- Have other specific properties required by the product like weather resistance
Plasticizers are broadly classified as primary and secondary plasticizers:
Primary plasticizers are low-volatility liquids, whose polarity is such that they are sufficiently compatible with PVC and will not be readily squeezed out of plasticized PVC by moderate pressure. They are mainly responsible for providing flexibility. Examples include: monomeric, polymeric, epoxy, specialty flame-retardant plasticizers, etc.
Secondary plasticizers are also low-volatility liquids, whose compatibility is such that it will exude if used alone. However, it can be used with the primary plasticizer to certain extent. This reduces the cost. Examples include: chlorinated paraffin oils with various degrees of chlorination.
Sub-classification of plasticizers
1. General purpose plasticizer [GP] - They provide the desired flexibility to PVC, overall balancing quality with a low cost. Examples are DIHP, DOP (DEHP), DINP and DIDP. They can be used along with secondary plasticizers to reduce the cost. DIDP evaporates 76% less than DOP.
DIDP is usually used in washing machine pipes, as it offers resistance to soap water.
2. Performance plasticizer [PP] – They offer secondary desired properties beyond GP type but are somewhat costly.
Performance criteria include:
PP-SS – strong solvators have higher polarity/aromaticity such as DBP, DHP, BHP and BBP. They have a low molecular weight and are volatile liquids. Due to their high polarity, they destroy PVC crystallinity.
BBP is recommended for non-staining applications like vinyl flooring.
Benzoates are non-phthalate plasticizers for PVC. Examples are Polypropylene glycol dibenzoate (PGDB), DPGDB. They are petrol resistant and are used in petrol tubing.
PP-LT – low-temperature plasticizers such as Dioctyl adipates (DOA), DOS and DOZ are less solvating and have higher diffusion.

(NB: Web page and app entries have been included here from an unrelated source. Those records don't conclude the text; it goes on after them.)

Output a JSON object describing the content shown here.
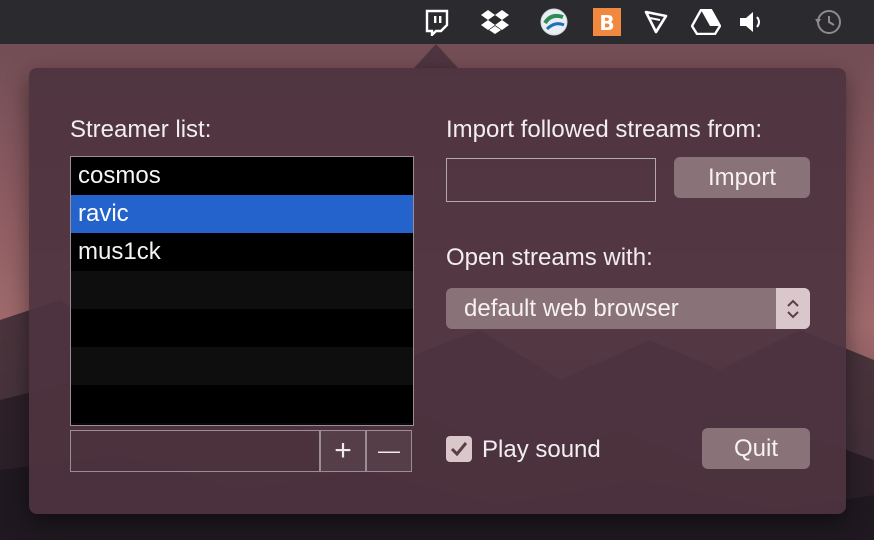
{
  "menubar": {
    "icons": [
      "twitch-icon",
      "dropbox-icon",
      "globe-icon",
      "bitcoin-icon",
      "scrypt-icon",
      "google-drive-icon",
      "volume-icon",
      "time-machine-icon"
    ]
  },
  "left": {
    "title": "Streamer list:",
    "streamers": [
      "cosmos",
      "ravic",
      "mus1ck"
    ],
    "selected_index": 1,
    "add_symbol": "+",
    "remove_symbol": "—"
  },
  "right": {
    "import_label": "Import followed streams from:",
    "import_value": "",
    "import_button": "Import",
    "open_label": "Open streams with:",
    "open_value": "default web browser",
    "play_sound_label": "Play sound",
    "play_sound_checked": true,
    "quit_button": "Quit"
  }
}
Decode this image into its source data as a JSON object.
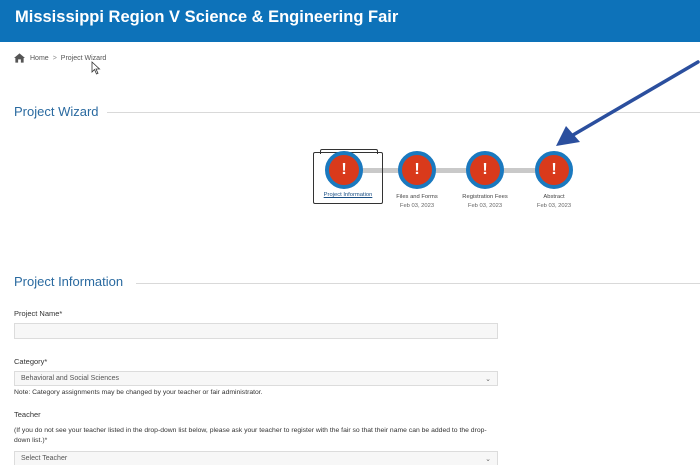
{
  "header": {
    "title": "Mississippi Region V Science & Engineering Fair"
  },
  "breadcrumb": {
    "home": "Home",
    "separator": ">",
    "current": "Project Wizard"
  },
  "wizard": {
    "heading": "Project Wizard",
    "steps": [
      {
        "icon": "!",
        "label": "Project Information",
        "date": ""
      },
      {
        "icon": "!",
        "label": "Files and Forms",
        "date": "Feb 03, 2023"
      },
      {
        "icon": "!",
        "label": "Registration Fees",
        "date": "Feb 03, 2023"
      },
      {
        "icon": "!",
        "label": "Abstract",
        "date": "Feb 03, 2023"
      }
    ]
  },
  "project_info": {
    "heading": "Project Information",
    "project_name_label": "Project Name*",
    "project_name_value": "",
    "category_label": "Category*",
    "category_value": "Behavioral and Social Sciences",
    "category_note": "Note: Category assignments may be changed by your teacher or fair administrator.",
    "teacher_label": "Teacher",
    "teacher_note": "(If you do not see your teacher listed in the drop-down list below, please ask your teacher to register with the fair so that their name can be added to the drop-down list.)*",
    "teacher_placeholder": "Select Teacher",
    "chevron": "⌄"
  },
  "colors": {
    "header_bg": "#0d72b9",
    "step_fill": "#d93a1b",
    "step_ring": "#1a79bf",
    "heading": "#2a6aa0",
    "annotation_arrow": "#2b4f9e"
  }
}
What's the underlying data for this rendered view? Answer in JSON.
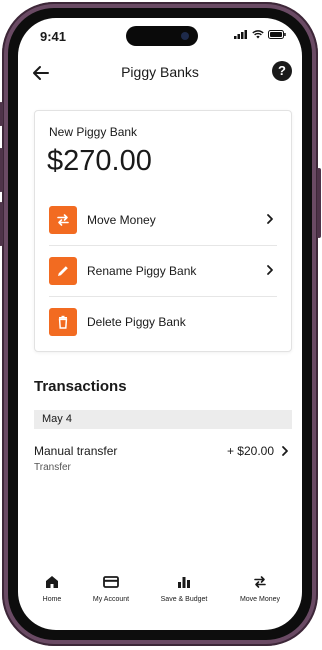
{
  "status": {
    "time": "9:41"
  },
  "header": {
    "title": "Piggy Banks",
    "help_symbol": "?"
  },
  "card": {
    "bank_name": "New Piggy Bank",
    "balance": "$270.00",
    "actions": [
      {
        "label": "Move Money",
        "icon": "swap-arrows-icon",
        "has_chevron": true
      },
      {
        "label": "Rename Piggy Bank",
        "icon": "pencil-icon",
        "has_chevron": true
      },
      {
        "label": "Delete Piggy Bank",
        "icon": "trash-icon",
        "has_chevron": false
      }
    ]
  },
  "transactions": {
    "heading": "Transactions",
    "groups": [
      {
        "date": "May 4",
        "items": [
          {
            "title": "Manual transfer",
            "subtitle": "Transfer",
            "amount": "+ $20.00"
          }
        ]
      }
    ]
  },
  "bottom_nav": {
    "items": [
      {
        "label": "Home",
        "icon": "home-icon"
      },
      {
        "label": "My Account",
        "icon": "card-icon"
      },
      {
        "label": "Save & Budget",
        "icon": "bar-chart-icon"
      },
      {
        "label": "Move Money",
        "icon": "swap-arrows-icon"
      }
    ]
  },
  "colors": {
    "accent": "#f26b21",
    "frame": "#6a4a64",
    "text": "#1a1a1a",
    "date_bar": "#ececec"
  }
}
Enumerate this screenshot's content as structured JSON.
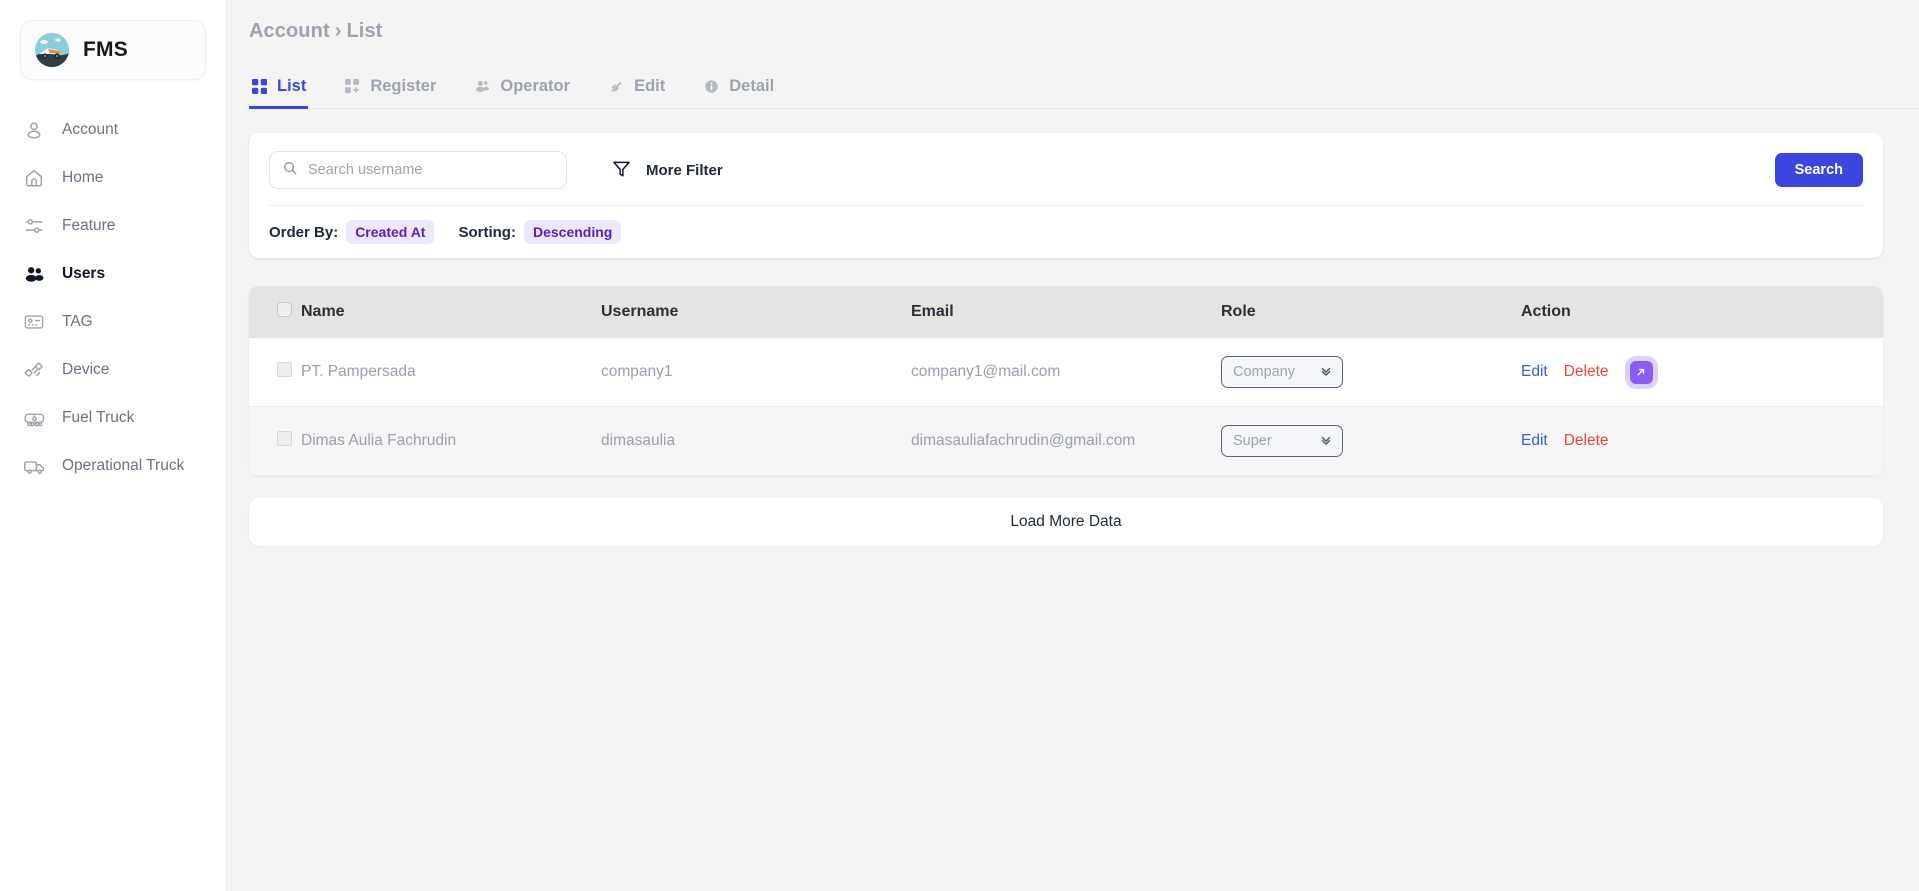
{
  "brand": {
    "name": "FMS",
    "logo_icon": "truck-landscape-logo"
  },
  "sidebar": {
    "items": [
      {
        "label": "Account",
        "icon": "user-icon",
        "active": false
      },
      {
        "label": "Home",
        "icon": "home-icon",
        "active": false
      },
      {
        "label": "Feature",
        "icon": "sliders-icon",
        "active": false
      },
      {
        "label": "Users",
        "icon": "users-group-icon",
        "active": true
      },
      {
        "label": "TAG",
        "icon": "id-card-icon",
        "active": false
      },
      {
        "label": "Device",
        "icon": "satellite-icon",
        "active": false
      },
      {
        "label": "Fuel Truck",
        "icon": "fuel-truck-icon",
        "active": false
      },
      {
        "label": "Operational Truck",
        "icon": "delivery-truck-icon",
        "active": false
      }
    ]
  },
  "breadcrumb": {
    "root": "Account",
    "separator": "›",
    "current": "List"
  },
  "tabs": [
    {
      "label": "List",
      "icon": "grid-icon",
      "active": true
    },
    {
      "label": "Register",
      "icon": "grid-plus-icon",
      "active": false
    },
    {
      "label": "Operator",
      "icon": "user-group-icon",
      "active": false
    },
    {
      "label": "Edit",
      "icon": "pencil-icon",
      "active": false
    },
    {
      "label": "Detail",
      "icon": "info-icon",
      "active": false
    }
  ],
  "filter": {
    "search_placeholder": "Search username",
    "search_value": "",
    "search_icon": "magnifier-icon",
    "more_filter_label": "More Filter",
    "more_filter_icon": "funnel-icon",
    "search_button_label": "Search",
    "order_by_label": "Order By:",
    "order_by_value": "Created At",
    "sorting_label": "Sorting:",
    "sorting_value": "Descending"
  },
  "table": {
    "columns": [
      "Name",
      "Username",
      "Email",
      "Role",
      "Action"
    ],
    "rows": [
      {
        "name": "PT. Pampersada",
        "username": "company1",
        "email": "company1@mail.com",
        "role": "Company",
        "edit_label": "Edit",
        "delete_label": "Delete",
        "has_open_action": true
      },
      {
        "name": "Dimas Aulia Fachrudin",
        "username": "dimasaulia",
        "email": "dimasauliafachrudin@gmail.com",
        "role": "Super",
        "edit_label": "Edit",
        "delete_label": "Delete",
        "has_open_action": false
      }
    ]
  },
  "load_more": {
    "label": "Load More Data"
  },
  "colors": {
    "accent": "#3b46e0",
    "pill_bg": "#ece9fd",
    "pill_text": "#5b21b6",
    "delete": "#e8453c",
    "edit": "#2f5fe0",
    "open_action": "#8b5cf6",
    "table_header_bg": "#e5e4e3",
    "page_bg": "#f4f4f5"
  }
}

They are aliphatic dibasic esters. They are used in fridge/deep freezer gaskets.
PP-LV – low-volatility plasticizers are high mole-weight plasticizers such as Trioctyl trimellitate (TOTM), TIOTM and polyesters [polymeric]. They are used in cables and wires.
3. Specialty plasticizers [SP] – They have specialty characteristics like:
SP-LD – low-diffusion plasticizers. They have a high molecular weight and have a highly branched isomeric structure. Like Diisodecyl phthalate (DIDP), DTDP, etc.
Polyester plasticizers are noted for their outstanding performance in this category.
SP- ST – plasticizers with a stabilizing function, Epoxidized soybean oil (ESBO) and linseed oil (ELSO) improve thermal and UV stability. They are usually added with the primary stabilizer.
SP-FR – fire-resistant stabilizers are tricresyl phosphate (TCP), trialkyl phosphate (TAP), etc. They are generally used in FR cables.
4. Non-phthalate food-grade plasticizers Acetyl tributyl citrate plasticizers (ATBC) used for food and medical applications.
1,2 Cyclohexane dicarboxylic acid diisononyl ester (DINCH) used for food applications.
5. Plasticizers for wires and cables as per temperature rating
60 deg C building application - DIOP, DOP, DINP, DIDP
75 deg C cord and fixture - DINP, DIDP
80 deg C appliance - DINP / DIDP blends
90 deg C appliance - DUDP, DTDP, TOTM
105 deg C appliance - TIOTM, TOTM, polyesters
Computer wires - TIOTM, TOTM, polyesters
All plasticizers for wires and cables contain appropriate antioxidants.